In the final days of President Bill Clinton's second term, as aides worked furiously to write a farewell address, speechwriter Jeff Shesol met with the president's close aide Paul Begala to plan the speech.
During a discussion over the importance of hitting on globalization in the speech, however, Begala veered off, revealing his anger with the then-recent outcome of the Bush v. Gore Supreme Court case that decided the 2000 presidential election.
By a 5-4 decision, the court's ruling one month earlier allowed Florida's certification of George W. Bush as the state's winner over Al Gore to stand, handing Bush the presidency. Conservative Justice Antonin Scalia had been among those voting in Bush's favor.
Begala was convinced the outcome had been fixed.
"Scalia rigged the election for Bush because they had to have control of the judiciary to continue this neutering of the federal government," Begala said, according to handwritten notes taken by Shesol. "They didn't steal the election to stop globalization."
The notes were part of a trove of Clinton White House files made public for the first time Friday by the Clinton Presidential Library.
In public, Begala has not kept quiet over his disgust with the court's decision. in 2012, he wrote the justices had "disgraced themselves" during Bush v. Gore, but that falls far short of alleging an election-fixing scheme.

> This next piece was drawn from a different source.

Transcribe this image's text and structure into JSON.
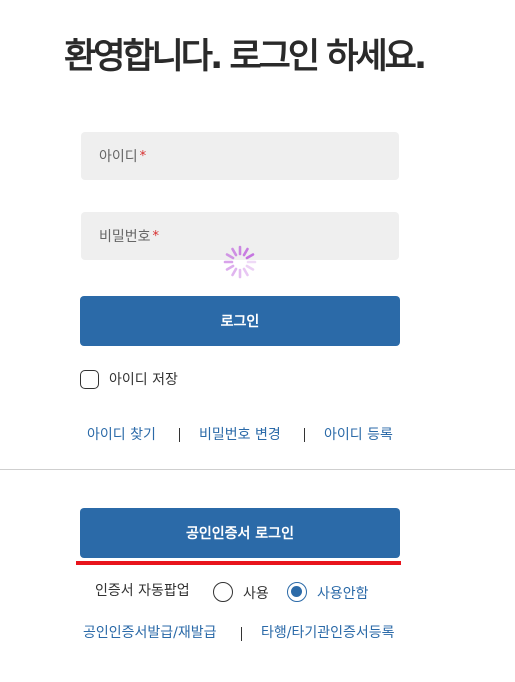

Scalia, for his part, has not publicly expressed misgivings with the decision he made in 2000. In an interview last year, Scalia said he often tells people upset with the outcome to “get over it.”